* **Aim of the task**
Extract, from the listing that follows, each line containing the word "text".

*****

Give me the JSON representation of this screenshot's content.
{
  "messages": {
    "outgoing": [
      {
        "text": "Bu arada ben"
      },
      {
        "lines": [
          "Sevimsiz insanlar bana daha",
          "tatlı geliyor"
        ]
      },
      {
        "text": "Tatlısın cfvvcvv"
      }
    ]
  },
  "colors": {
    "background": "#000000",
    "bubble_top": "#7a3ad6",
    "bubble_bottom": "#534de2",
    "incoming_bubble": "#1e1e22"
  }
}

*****

* **Task solution**
        "text": "Bu arada ben"
        "text": "Tatlısın cfvvcvv"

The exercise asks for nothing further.